Now, approximately 144 mobile money providers operate in Africa, with companies such as M-Pesa, MoMo, and Orange Money accounting for a significant share of the market. And thanks to a new deal freshly inked by payments technology firm Flutterwave, more and more unbanked individuals are finally given a chance to take charge of their money.
M-Pesa's 41 million users made 12.2 billion transactions in 2020, and MoMo, another mobile banking company, has 35 million active users.
These numbers are nothing to sneeze at. Africa has more digital financial services users than anywhere else in the world, according to IMF, with some estimations putting them at nearly 50% of total global users.
And that’s what we call "leapfrogging" tech.
Now traditional banks are starting to sit up and pay attention
Over in Kenya, the country's central bank says 50% of the country’s GDP is now carried over M-Pesa, which is huge. M-Pesa has created significant positive change and shows the power that technology can play in changing the lives of citizens in developing nations.
Banks in Kenya hated M-Pesa, and other mobile banking, at first. But as it grew exponentially, banks had to get on board –– mobile money was seeing serious sums of money that would bypass banks entirely if they didn’t join forces.
Today in Kenya you can pay for everything with M-Pesa, from your utility bills all the way to fruit and veggies from a cart on the side of the road.
The recent adoption of cryptocurrency in African nations is being regarded as a parallel of how fast mobile money was embraced in the last decade. In places where people might not necessarily trust the national currency, they turn to other means of storing and spending their hard-earned wages.
Mobile money doesn’t fix everything — but it’s a great start for financial inclusion
Digital wallets are not a total solution to unbanked ways of living. There's still the issue of tax avoidance to consider, as well as the fact that mobile money lending has left some Africans struggling through debt. That said, M-Pesa has certainly created more opportunities for entrepreneurship and economic participation than would have been possible otherwise.
Banks targeted at low-income customers have also sprung up in the aftermath of the M-Pesa revolution, so the knock-on effect has been undoubtedly positive.

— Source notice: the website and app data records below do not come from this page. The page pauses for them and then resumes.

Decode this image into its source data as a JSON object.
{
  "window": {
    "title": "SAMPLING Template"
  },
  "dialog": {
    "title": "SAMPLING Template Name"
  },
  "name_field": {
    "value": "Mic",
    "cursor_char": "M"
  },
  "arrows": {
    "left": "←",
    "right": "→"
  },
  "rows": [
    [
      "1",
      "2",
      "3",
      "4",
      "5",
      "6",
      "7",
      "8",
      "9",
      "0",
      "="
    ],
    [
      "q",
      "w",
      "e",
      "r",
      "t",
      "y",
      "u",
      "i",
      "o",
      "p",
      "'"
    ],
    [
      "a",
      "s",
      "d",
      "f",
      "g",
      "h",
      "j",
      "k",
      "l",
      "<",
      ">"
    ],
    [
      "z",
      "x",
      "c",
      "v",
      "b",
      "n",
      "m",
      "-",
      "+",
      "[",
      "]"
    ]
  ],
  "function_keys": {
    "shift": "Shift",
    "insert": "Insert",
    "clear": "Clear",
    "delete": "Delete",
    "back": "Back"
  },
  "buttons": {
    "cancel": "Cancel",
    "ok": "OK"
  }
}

Financial inclusion is the way forward
Without M-Pesa and mobile banking, Yala would be lost.
Our ethical values and determination to pay artisans a thriving wage are reinforced by this ability to pay them directly. It takes fewer than five minutes to send money from the UK to Kenya, the artisans are not charged any fees to receive it, and the money goes right from the Yala bank account to their M-Pesa mobile accounts.
It's fully transparent, with no middlemen. And we can ensure that the artisans are paid fully for their work and are never out of pocket.
That's the part that matters the most because in the informal sector, every single penny counts –– or in this case, every shilling.